2. Re: the Wingnut Freak-out over gay things at the Smithsonian, a writer named Mark Judge has a piece at Tucker Carlson’s Daily Caller which is, somehow, worth reading.  This is officially the first time I’ve read anything at that site that made any sense.  It’s interesting because Judge is, like Bill Donohue, a conservative Catholic, but somehow his panties aren’t all in a wad about the gay stuff!  Indeed, he appreciates the art for what it is, and, unlike Bill Donohue, Judge is intelligent enough to understand the controversial installation about AIDS:

“A Fire in My Belly” shows a crucifix being covered by ants. To me — a conservative Catholic and supporter of Bill Donahue and the Catholic League — it made perfect sense. Christ took on our sins, which meant enduring the terrible humiliation that can come with suffering. This doesn’t mean one needs to resort to blasphemy or scatology, as (yawn) avant-garde artists have done in the past; but it also means that showing Christ with sores, or bruises, or even bugs on him can be an expression of faith and solidarity. If David Wojnarowicz was identifying a friend’s suffering with the suffering of Christ, he was just doing what Christians are called to do. Of course, liberals love to identify their suffering with Christ while ignoring the Lord’s call to conversion, of rejecting sin and becoming a new man. And gay art can particularly suffer from watch-me-suffer kitsch and bombast — “Angels in America,” etc.

He’s wrong about Angels in America, and he’s wrong about the value of blasphemy [I would argue that blasphemy is an extremely appropriate subject matter for art], but it’s nice to see a conservative religious person who hasn’t completely checked his brain at the door.  The writer actually loved much of the art in the Hide/Seek exhibit, and even talks about which piece of art in the exhibition was his favorite and why.

3.  Finally, former Seattle police chief Norm Stamper has a message for troops who would complain about having to serve with people they know are gay:  Deal with it.

Happily, the vast majority of service personnel will do what they’re told. Which will not be a hard sell given that most have already gone on record that they will not mourn the inevitable death of DADT.

Of course, if what bugs you as a pro-DADT warrior is the idea (or the reality) of being forced to get naked in a shower or jammed into a tight submarine or fox hole with someone who’s attracted to members of the same sex, the answer for you is simple: Deal with it. That brother or sister is a human being, you are a human being: Work it out. Straight cops across the country have been lathering up with openly gay colleagues for a long time now. Yet, incidents of locker room misconduct are so uncommon as not to register at all in internal affairs data.

Having spent three-and-a-half decades in a paramilitary institution, I can attest to the rarity of a policy, any policy, that is embraced by all. But I can also confirm that most police personnel adhere to even those policies they find onerous. Why? In part, because they’re made to understand the penalty for not following orders. There’s every reason to believe military personnel will likewise comply.

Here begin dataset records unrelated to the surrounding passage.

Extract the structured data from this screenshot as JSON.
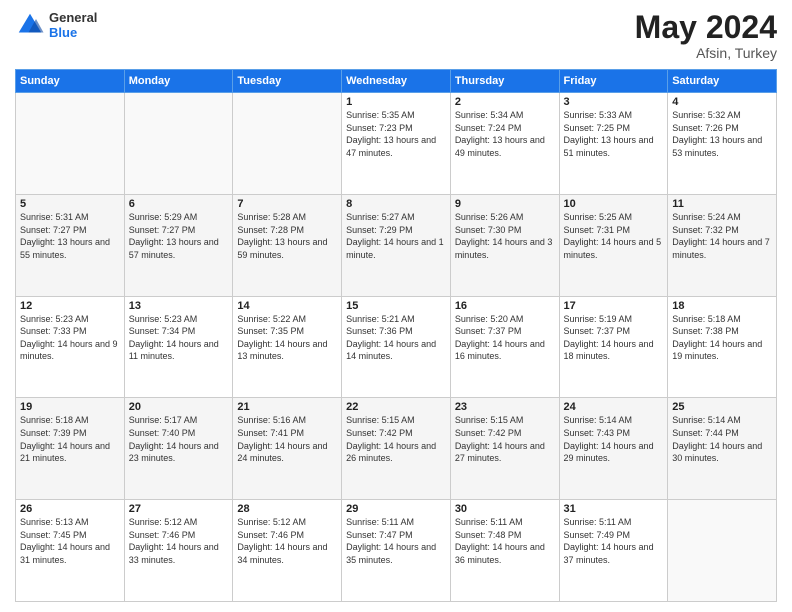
{
  "header": {
    "logo": {
      "general": "General",
      "blue": "Blue"
    },
    "title": "May 2024",
    "location": "Afsin, Turkey"
  },
  "days_of_week": [
    "Sunday",
    "Monday",
    "Tuesday",
    "Wednesday",
    "Thursday",
    "Friday",
    "Saturday"
  ],
  "weeks": [
    [
      {
        "day": "",
        "empty": true
      },
      {
        "day": "",
        "empty": true
      },
      {
        "day": "",
        "empty": true
      },
      {
        "day": "1",
        "sunrise": "5:35 AM",
        "sunset": "7:23 PM",
        "daylight": "13 hours and 47 minutes."
      },
      {
        "day": "2",
        "sunrise": "5:34 AM",
        "sunset": "7:24 PM",
        "daylight": "13 hours and 49 minutes."
      },
      {
        "day": "3",
        "sunrise": "5:33 AM",
        "sunset": "7:25 PM",
        "daylight": "13 hours and 51 minutes."
      },
      {
        "day": "4",
        "sunrise": "5:32 AM",
        "sunset": "7:26 PM",
        "daylight": "13 hours and 53 minutes."
      }
    ],
    [
      {
        "day": "5",
        "sunrise": "5:31 AM",
        "sunset": "7:27 PM",
        "daylight": "13 hours and 55 minutes."
      },
      {
        "day": "6",
        "sunrise": "5:29 AM",
        "sunset": "7:27 PM",
        "daylight": "13 hours and 57 minutes."
      },
      {
        "day": "7",
        "sunrise": "5:28 AM",
        "sunset": "7:28 PM",
        "daylight": "13 hours and 59 minutes."
      },
      {
        "day": "8",
        "sunrise": "5:27 AM",
        "sunset": "7:29 PM",
        "daylight": "14 hours and 1 minute."
      },
      {
        "day": "9",
        "sunrise": "5:26 AM",
        "sunset": "7:30 PM",
        "daylight": "14 hours and 3 minutes."
      },
      {
        "day": "10",
        "sunrise": "5:25 AM",
        "sunset": "7:31 PM",
        "daylight": "14 hours and 5 minutes."
      },
      {
        "day": "11",
        "sunrise": "5:24 AM",
        "sunset": "7:32 PM",
        "daylight": "14 hours and 7 minutes."
      }
    ],
    [
      {
        "day": "12",
        "sunrise": "5:23 AM",
        "sunset": "7:33 PM",
        "daylight": "14 hours and 9 minutes."
      },
      {
        "day": "13",
        "sunrise": "5:23 AM",
        "sunset": "7:34 PM",
        "daylight": "14 hours and 11 minutes."
      },
      {
        "day": "14",
        "sunrise": "5:22 AM",
        "sunset": "7:35 PM",
        "daylight": "14 hours and 13 minutes."
      },
      {
        "day": "15",
        "sunrise": "5:21 AM",
        "sunset": "7:36 PM",
        "daylight": "14 hours and 14 minutes."
      },
      {
        "day": "16",
        "sunrise": "5:20 AM",
        "sunset": "7:37 PM",
        "daylight": "14 hours and 16 minutes."
      },
      {
        "day": "17",
        "sunrise": "5:19 AM",
        "sunset": "7:37 PM",
        "daylight": "14 hours and 18 minutes."
      },
      {
        "day": "18",
        "sunrise": "5:18 AM",
        "sunset": "7:38 PM",
        "daylight": "14 hours and 19 minutes."
      }
    ],
    [
      {
        "day": "19",
        "sunrise": "5:18 AM",
        "sunset": "7:39 PM",
        "daylight": "14 hours and 21 minutes."
      },
      {
        "day": "20",
        "sunrise": "5:17 AM",
        "sunset": "7:40 PM",
        "daylight": "14 hours and 23 minutes."
      },
      {
        "day": "21",
        "sunrise": "5:16 AM",
        "sunset": "7:41 PM",
        "daylight": "14 hours and 24 minutes."
      },
      {
        "day": "22",
        "sunrise": "5:15 AM",
        "sunset": "7:42 PM",
        "daylight": "14 hours and 26 minutes."
      },
      {
        "day": "23",
        "sunrise": "5:15 AM",
        "sunset": "7:42 PM",
        "daylight": "14 hours and 27 minutes."
      },
      {
        "day": "24",
        "sunrise": "5:14 AM",
        "sunset": "7:43 PM",
        "daylight": "14 hours and 29 minutes."
      },
      {
        "day": "25",
        "sunrise": "5:14 AM",
        "sunset": "7:44 PM",
        "daylight": "14 hours and 30 minutes."
      }
    ],
    [
      {
        "day": "26",
        "sunrise": "5:13 AM",
        "sunset": "7:45 PM",
        "daylight": "14 hours and 31 minutes."
      },
      {
        "day": "27",
        "sunrise": "5:12 AM",
        "sunset": "7:46 PM",
        "daylight": "14 hours and 33 minutes."
      },
      {
        "day": "28",
        "sunrise": "5:12 AM",
        "sunset": "7:46 PM",
        "daylight": "14 hours and 34 minutes."
      },
      {
        "day": "29",
        "sunrise": "5:11 AM",
        "sunset": "7:47 PM",
        "daylight": "14 hours and 35 minutes."
      },
      {
        "day": "30",
        "sunrise": "5:11 AM",
        "sunset": "7:48 PM",
        "daylight": "14 hours and 36 minutes."
      },
      {
        "day": "31",
        "sunrise": "5:11 AM",
        "sunset": "7:49 PM",
        "daylight": "14 hours and 37 minutes."
      },
      {
        "day": "",
        "empty": true
      }
    ]
  ],
  "labels": {
    "sunrise_prefix": "Sunrise: ",
    "sunset_prefix": "Sunset: ",
    "daylight_prefix": "Daylight: "
  }
}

As chairman of the Joint Chiefs of Staff, Admiral Mike Mullen, who served with many gays throughout his long and distinguished service, pointed out, military personnel who can’t or won’t accept the new policy will have to find another line of work. (Don’t look for a mass exodus.) The same is true for those considering military service in the future.

Yep.  The whole piece is great, so read it.